- Malt – the malt of a whiskey will have some effect on the price of the whiskey as well as its long-term value. Single malt is preferred by buyers and collectors for taste; however, it is all up to the personal preference of the buyer.
- Edition – some distilleries produce small runs of whiskey called special editions, which become quite valuable over time not only as a whiskey, but also as a collector’s item because of the small pool of stock available. Some collectors focus purely on special editions of popular whiskeys as their own preferred area.
- Age – age has a huge effect on the value of whiskey, with an 1883 bottle of Glenlivet recently being sold at auction for over £18,000. With mass market bourbon being at least 2 years old, and popular whiskies like Glenfiddich around 10 years old and more, tastes vary a great deal according to preferred age.
When looking at whiskey bottles, buyers should keep in mind the subtle difference between whiskey and whisky – a difference that is taken very seriously by many buyers and collectors. ‘Whisky’ most often refers to what is usually called ‘Scotch Whisky’ – that is, whisky distilled in Scotland – whereas whiskey can be used to refer to whiskey from any other country. Many Scottish distilleries insist on using ‘whisky’ for their product, whereas elsewhere the term tends to be more flexible.
Buying a Collectable Whiskey Bottle on eBay
Whether collecting whiskey bottles for the whiskey or the bottle, there are many varieties available for the buyer in terms of age, design, distillery and significance. When buying collectable whiskey bottles on eBay, buyers should consider:
- Price – prices of whiskeys vary a great deal, mostly according to age, but also according to the distillery in question, and the availability of the bottle (that is, if it is a limited run or not). Buyers can use the search preferences to narrow down their choices to match their budget, and with bottles available at both Auction and Buy It Now, the buyer has a huge amount of flexibility with their purchases.
- Age – the age of a whiskey is often a very important factor in both choosing the bottle and choosing the whiskey. Many whiskeys are labelled with their age or the year they were laid down in, and the buyer can utilise the search bar to uncover the whiskey or bottle from the year of choice.
- Distillery – there are many famous whiskey distilleries, from Bells to Glenfiddich to Jameson, and many collectors buy according to their own personal tastes and preferences. The buyer can use the search bar to indicate their own personal choice, if they have made one.
- Local Sellers – buying collectable whiskey bottles from a local seller is the ideal way to keep shipping prices down.
- Should the buyer need any more advice on searches, they should make sure to consult eBay’s Search Tips page for more guidance on how to get the perfect search result. If they have any questions about any of the items listed, they should also not hesitate to ask the seller.

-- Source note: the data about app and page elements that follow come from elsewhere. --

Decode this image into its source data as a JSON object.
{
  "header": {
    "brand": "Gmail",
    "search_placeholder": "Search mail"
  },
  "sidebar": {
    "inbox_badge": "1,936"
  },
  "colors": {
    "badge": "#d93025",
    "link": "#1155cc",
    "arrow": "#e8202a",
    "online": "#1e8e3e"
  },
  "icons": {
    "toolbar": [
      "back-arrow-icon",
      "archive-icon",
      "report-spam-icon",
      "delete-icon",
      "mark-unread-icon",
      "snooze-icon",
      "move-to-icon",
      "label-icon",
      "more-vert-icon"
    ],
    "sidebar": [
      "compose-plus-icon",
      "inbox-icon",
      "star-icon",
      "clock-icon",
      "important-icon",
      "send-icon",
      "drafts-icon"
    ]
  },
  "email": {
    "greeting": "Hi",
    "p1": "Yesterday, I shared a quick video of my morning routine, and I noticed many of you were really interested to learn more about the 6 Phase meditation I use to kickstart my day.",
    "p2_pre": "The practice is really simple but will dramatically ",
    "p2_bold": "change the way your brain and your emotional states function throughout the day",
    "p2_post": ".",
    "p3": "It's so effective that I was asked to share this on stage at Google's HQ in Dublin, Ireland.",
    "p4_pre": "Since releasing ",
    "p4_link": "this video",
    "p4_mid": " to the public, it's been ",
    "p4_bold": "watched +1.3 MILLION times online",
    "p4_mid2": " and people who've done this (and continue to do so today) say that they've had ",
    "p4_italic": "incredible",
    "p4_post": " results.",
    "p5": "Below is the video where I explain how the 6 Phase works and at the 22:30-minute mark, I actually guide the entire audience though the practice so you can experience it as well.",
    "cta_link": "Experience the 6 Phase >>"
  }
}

For many people whiskey is not only a way to relax it is also a way of life, with buyers building up extensive collections of many rare and unusual whiskeys. With this guide, buyers will not only be able to start their own collection of whiskey bottles, they will be able to start to identify the date of bottles as well as purchase according to age, distillery and edition.
When searching for collectable whiskey bottles on eBay, buyers should bear in mind the benefits of using PayPal, eBay’s recommended way to purchase with additional eBay Buyer Protection.